Dataset rows describing interfaces
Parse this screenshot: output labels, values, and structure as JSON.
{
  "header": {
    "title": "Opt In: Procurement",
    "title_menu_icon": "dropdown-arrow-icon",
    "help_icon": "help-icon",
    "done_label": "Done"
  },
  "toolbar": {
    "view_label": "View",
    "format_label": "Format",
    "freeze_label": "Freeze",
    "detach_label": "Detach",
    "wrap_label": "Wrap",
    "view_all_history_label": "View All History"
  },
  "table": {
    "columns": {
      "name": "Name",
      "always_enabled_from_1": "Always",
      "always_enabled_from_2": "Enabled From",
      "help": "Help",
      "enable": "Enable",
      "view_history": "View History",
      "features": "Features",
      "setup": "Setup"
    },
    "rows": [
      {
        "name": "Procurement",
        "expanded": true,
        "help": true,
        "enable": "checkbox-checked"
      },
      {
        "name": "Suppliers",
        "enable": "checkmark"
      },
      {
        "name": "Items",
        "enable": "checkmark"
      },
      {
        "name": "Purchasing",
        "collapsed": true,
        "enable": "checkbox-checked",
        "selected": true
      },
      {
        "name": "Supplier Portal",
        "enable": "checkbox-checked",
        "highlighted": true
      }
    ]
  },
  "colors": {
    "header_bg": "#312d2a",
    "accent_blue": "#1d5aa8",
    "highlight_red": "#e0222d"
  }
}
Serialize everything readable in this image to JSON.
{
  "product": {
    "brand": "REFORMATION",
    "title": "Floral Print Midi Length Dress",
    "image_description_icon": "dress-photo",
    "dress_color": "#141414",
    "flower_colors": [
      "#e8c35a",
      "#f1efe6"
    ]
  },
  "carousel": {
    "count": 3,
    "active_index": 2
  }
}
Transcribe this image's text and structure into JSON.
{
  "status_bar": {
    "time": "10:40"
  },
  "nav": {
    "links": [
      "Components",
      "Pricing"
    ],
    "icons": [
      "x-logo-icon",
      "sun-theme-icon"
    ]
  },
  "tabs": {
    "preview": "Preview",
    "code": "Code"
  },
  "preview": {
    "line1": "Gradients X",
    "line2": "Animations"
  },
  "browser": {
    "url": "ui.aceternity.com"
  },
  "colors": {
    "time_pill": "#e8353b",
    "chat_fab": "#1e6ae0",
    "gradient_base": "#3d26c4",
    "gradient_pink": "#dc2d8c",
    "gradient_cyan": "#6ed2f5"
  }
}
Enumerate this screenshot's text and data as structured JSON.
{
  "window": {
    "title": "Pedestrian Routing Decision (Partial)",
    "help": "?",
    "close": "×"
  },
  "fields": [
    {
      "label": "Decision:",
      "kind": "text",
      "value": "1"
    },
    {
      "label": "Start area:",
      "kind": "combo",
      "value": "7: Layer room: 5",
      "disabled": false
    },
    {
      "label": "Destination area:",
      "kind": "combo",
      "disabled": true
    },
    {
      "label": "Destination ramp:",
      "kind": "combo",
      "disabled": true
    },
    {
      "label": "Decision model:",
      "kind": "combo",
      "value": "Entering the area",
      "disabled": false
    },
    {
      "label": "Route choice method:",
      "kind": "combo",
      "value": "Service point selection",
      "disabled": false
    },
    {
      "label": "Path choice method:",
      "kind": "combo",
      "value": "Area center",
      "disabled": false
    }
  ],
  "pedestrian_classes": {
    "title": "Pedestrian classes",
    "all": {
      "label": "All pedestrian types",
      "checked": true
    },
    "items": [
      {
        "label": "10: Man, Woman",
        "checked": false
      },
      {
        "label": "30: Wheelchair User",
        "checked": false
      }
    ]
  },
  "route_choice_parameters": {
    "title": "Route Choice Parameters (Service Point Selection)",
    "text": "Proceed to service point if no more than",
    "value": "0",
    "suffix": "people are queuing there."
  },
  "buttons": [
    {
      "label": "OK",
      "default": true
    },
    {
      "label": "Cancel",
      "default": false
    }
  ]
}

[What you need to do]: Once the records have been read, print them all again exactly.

[Solution to the exercise]:
Parse this screenshot: output labels, values, and structure as JSON.
{
  "header": {
    "title": "Opt In: Procurement",
    "title_menu_icon": "dropdown-arrow-icon",
    "help_icon": "help-icon",
    "done_label": "Done"
  },
  "toolbar": {
    "view_label": "View",
    "format_label": "Format",
    "freeze_label": "Freeze",
    "detach_label": "Detach",
    "wrap_label": "Wrap",
    "view_all_history_label": "View All History"
  },
  "table": {
    "columns": {
      "name": "Name",
      "always_enabled_from_1": "Always",
      "always_enabled_from_2": "Enabled From",
      "help": "Help",
      "enable": "Enable",
      "view_history": "View History",
      "features": "Features",
      "setup": "Setup"
    },
    "rows": [
      {
        "name": "Procurement",
        "expanded": true,
        "help": true,
        "enable": "checkbox-checked"
      },
      {
        "name": "Suppliers",
        "enable": "checkmark"
      },
      {
        "name": "Items",
        "enable": "checkmark"
      },
      {
        "name": "Purchasing",
        "collapsed": true,
        "enable": "checkbox-checked",
        "selected": true
      },
      {
        "name": "Supplier Portal",
        "enable": "checkbox-checked",
        "highlighted": true
      }
    ]
  },
  "colors": {
    "header_bg": "#312d2a",
    "accent_blue": "#1d5aa8",
    "highlight_red": "#e0222d"
  }
}
Serialize everything readable in this image to JSON.
{
  "product": {
    "brand": "REFORMATION",
    "title": "Floral Print Midi Length Dress",
    "image_description_icon": "dress-photo",
    "dress_color": "#141414",
    "flower_colors": [
      "#e8c35a",
      "#f1efe6"
    ]
  },
  "carousel": {
    "count": 3,
    "active_index": 2
  }
}
Transcribe this image's text and structure into JSON.
{
  "status_bar": {
    "time": "10:40"
  },
  "nav": {
    "links": [
      "Components",
      "Pricing"
    ],
    "icons": [
      "x-logo-icon",
      "sun-theme-icon"
    ]
  },
  "tabs": {
    "preview": "Preview",
    "code": "Code"
  },
  "preview": {
    "line1": "Gradients X",
    "line2": "Animations"
  },
  "browser": {
    "url": "ui.aceternity.com"
  },
  "colors": {
    "time_pill": "#e8353b",
    "chat_fab": "#1e6ae0",
    "gradient_base": "#3d26c4",
    "gradient_pink": "#dc2d8c",
    "gradient_cyan": "#6ed2f5"
  }
}
Enumerate this screenshot's text and data as structured JSON.
{
  "window": {
    "title": "Pedestrian Routing Decision (Partial)",
    "help": "?",
    "close": "×"
  },
  "fields": [
    {
      "label": "Decision:",
      "kind": "text",
      "value": "1"
    },
    {
      "label": "Start area:",
      "kind": "combo",
      "value": "7: Layer room: 5",
      "disabled": false
    },
    {
      "label": "Destination area:",
      "kind": "combo",
      "disabled": true
    },
    {
      "label": "Destination ramp:",
      "kind": "combo",
      "disabled": true
    },
    {
      "label": "Decision model:",
      "kind": "combo",
      "value": "Entering the area",
      "disabled": false
    },
    {
      "label": "Route choice method:",
      "kind": "combo",
      "value": "Service point selection",
      "disabled": false
    },
    {
      "label": "Path choice method:",
      "kind": "combo",
      "value": "Area center",
      "disabled": false
    }
  ],
  "pedestrian_classes": {
    "title": "Pedestrian classes",
    "all": {
      "label": "All pedestrian types",
      "checked": true
    },
    "items": [
      {
        "label": "10: Man, Woman",
        "checked": false
      },
      {
        "label": "30: Wheelchair User",
        "checked": false
      }
    ]
  },
  "route_choice_parameters": {
    "title": "Route Choice Parameters (Service Point Selection)",
    "text": "Proceed to service point if no more than",
    "value": "0",
    "suffix": "people are queuing there."
  },
  "buttons": [
    {
      "label": "OK",
      "default": true
    },
    {
      "label": "Cancel",
      "default": false
    }
  ]
}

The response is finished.